Another way to mitigate these biases is to self-reflect on biases in one’s culture, and how they affect you and how other ways view or treat you accordingly. Looking upon yourself before judging others is one of the oldest teachings, so why can’t it be used to mitigate biases in healthcare? Doing so may help physicians understand how patients of their similar ethnic backgrounds are treated.
Additionally, to help resolve these biases, colleges and residency programs should create diversity in their admissions board with people from all different ethnic backgrounds and genders, so that patients that are treated in the future get the best care required. A Black doctor is just as good as a white one, and a female doctor is just as good as a male one. By having a diverse board, healthcare can get a wide variety of medical practitioners, soon putting an end to these implicit and unconscious biases. This issue won’t repair itself overnight, but doing these things is certainly a start.
Devine, P. G. (1989). Stereotypes and prejudice: Their automatic and controlled components. Journal of Personality and Social Psychology, 56(1), 5–18.https://doi.apa.org/doiLanding?doi=10.1037%2F0022-3518.104.22.168
Chapman, E. N., Kaatz, A., & Carnes, M. (2013). Physicians and implicit bias: how doctors may unwittingly perpetuate health care disparities. Journal of general internal medicine, 28(11), 1504–1510.https://www.ncbi.nlm.nih.gov/pmc/articles/PMC3797360/
Devine, P.G., (2012). Reactions to Vanguards: Advances in Backlash Theory. Advances in Experimental Social Psychology, 56(1), 170. https://books.google.com/books?hl=en&lr=&id=xPCQM6g7CQ0C&oi=fnd&pg=PP1&ots=XLL05WRfIH&sig=YoSHXgRTr1CBw_Sv5cfVifzGlbI#v=onepage&q&f=false
Marcelin, Jasmine R., (2019). Supporting Inclusion, Diversity, Access, and Equity in the Infectious Disease Workforce. The Journal of Infectious Diseases, 220(2), S50–S61 https://academic.oup.com/jid/article/220/Supplement_2/S50/5552354
Wilson, B. N., Murase, J. E., Sliwka, D., & Botto, N. (2021). Bridging racial differences in the clinical encounter: How implicit bias and stereotype threat contribute to health care disparities in the dermatology clinic. International journal of women’s dermatology, 7(2), 139–144.https://www.ncbi.nlm.nih.gov/pmc/articles/PMC8072500/

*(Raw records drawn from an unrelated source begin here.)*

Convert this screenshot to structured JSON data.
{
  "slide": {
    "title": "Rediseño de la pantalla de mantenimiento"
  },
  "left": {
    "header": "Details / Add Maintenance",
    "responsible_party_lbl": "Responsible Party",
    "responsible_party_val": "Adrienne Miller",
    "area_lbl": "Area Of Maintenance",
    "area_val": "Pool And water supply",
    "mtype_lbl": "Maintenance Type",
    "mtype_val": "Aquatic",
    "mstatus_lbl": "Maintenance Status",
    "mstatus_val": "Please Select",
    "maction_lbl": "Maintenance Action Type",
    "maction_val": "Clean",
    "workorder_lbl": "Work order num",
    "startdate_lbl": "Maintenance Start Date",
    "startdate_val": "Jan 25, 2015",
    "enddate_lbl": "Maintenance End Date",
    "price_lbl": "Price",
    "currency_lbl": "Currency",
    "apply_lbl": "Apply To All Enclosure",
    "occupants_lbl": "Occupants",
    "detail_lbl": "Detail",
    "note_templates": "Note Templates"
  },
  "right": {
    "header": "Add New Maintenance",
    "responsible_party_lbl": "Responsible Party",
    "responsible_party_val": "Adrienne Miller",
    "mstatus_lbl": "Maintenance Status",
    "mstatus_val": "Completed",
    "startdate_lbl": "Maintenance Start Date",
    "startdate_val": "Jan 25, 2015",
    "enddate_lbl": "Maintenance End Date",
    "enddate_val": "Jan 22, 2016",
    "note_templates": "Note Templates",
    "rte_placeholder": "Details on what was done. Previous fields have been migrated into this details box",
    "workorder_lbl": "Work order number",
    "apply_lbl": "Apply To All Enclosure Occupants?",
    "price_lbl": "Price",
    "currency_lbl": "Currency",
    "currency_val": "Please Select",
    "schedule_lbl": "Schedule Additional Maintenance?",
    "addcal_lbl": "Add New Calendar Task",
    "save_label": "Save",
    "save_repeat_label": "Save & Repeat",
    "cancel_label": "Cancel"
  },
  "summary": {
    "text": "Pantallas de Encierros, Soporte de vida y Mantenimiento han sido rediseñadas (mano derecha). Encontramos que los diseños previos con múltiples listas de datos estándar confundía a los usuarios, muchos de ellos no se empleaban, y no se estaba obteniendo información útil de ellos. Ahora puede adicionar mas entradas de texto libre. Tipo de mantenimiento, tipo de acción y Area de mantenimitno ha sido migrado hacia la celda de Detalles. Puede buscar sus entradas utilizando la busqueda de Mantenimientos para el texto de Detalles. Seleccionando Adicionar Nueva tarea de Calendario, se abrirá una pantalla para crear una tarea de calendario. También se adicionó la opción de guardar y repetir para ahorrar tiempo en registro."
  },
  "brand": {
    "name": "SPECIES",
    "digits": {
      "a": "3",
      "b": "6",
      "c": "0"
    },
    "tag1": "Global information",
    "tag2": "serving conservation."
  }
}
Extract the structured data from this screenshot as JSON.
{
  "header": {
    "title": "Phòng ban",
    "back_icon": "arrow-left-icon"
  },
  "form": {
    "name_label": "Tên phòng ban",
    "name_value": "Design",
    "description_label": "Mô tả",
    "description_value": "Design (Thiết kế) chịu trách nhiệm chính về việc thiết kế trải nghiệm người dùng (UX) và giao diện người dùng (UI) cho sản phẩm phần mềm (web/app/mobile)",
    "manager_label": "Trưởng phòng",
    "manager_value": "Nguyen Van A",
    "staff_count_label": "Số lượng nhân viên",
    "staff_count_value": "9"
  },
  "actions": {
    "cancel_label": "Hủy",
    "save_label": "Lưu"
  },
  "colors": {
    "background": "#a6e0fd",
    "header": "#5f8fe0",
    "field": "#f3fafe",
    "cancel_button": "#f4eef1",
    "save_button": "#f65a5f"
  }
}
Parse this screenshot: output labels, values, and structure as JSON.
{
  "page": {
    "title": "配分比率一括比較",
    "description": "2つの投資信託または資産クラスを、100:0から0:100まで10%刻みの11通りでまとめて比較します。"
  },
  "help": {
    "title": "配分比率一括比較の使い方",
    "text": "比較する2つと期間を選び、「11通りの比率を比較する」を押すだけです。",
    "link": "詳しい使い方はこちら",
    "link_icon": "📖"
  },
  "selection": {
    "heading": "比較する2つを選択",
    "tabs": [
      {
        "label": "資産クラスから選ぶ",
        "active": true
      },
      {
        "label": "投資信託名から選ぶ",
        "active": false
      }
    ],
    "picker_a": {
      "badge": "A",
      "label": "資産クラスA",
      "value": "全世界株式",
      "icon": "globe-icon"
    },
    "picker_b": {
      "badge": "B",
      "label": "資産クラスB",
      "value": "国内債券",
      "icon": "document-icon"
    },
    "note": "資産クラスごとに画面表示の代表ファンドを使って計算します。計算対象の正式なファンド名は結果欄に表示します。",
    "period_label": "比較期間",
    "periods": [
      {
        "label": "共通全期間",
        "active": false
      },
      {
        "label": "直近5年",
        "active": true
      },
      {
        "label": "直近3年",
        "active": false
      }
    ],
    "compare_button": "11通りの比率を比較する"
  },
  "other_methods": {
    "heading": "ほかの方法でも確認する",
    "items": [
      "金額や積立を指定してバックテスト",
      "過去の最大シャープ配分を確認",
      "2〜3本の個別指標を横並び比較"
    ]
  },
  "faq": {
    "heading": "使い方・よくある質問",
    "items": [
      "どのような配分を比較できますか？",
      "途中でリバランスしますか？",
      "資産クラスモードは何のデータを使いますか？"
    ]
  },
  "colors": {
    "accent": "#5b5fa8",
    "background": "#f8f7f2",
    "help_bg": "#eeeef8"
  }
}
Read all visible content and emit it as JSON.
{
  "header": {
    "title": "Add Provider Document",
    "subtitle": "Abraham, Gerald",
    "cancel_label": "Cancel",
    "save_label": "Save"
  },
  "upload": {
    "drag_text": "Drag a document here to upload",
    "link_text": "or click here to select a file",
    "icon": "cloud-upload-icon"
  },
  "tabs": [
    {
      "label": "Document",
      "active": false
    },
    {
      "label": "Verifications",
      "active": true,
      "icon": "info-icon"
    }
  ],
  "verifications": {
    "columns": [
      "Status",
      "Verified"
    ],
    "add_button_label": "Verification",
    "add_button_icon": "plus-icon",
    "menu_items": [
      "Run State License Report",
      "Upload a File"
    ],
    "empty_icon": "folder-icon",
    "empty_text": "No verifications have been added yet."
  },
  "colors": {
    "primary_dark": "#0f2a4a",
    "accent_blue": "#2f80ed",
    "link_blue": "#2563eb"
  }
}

Riya Mehta is an alumnus of the Teen Think Tank Project’s 2022 Winter Research Cohort, where she was the recipient of both the TTTP’s March Research Associate of the Month award and the cohort’s Outstanding Change Agent Scholarship. The rising junior will return to the program in the summer of 2022 to serve as a research assistant in the climate justice research cohort. Outside of the Teen Think Tank Project, she is a member of UNICEF and the American Red Cross Association, as humanitarian work gives her an opportunity to “play [her] part in society” and world. In addition, she enjoys playing piano in order to help her foster her creativity flow, which is “essential when you’re trying to solve problems in your world.”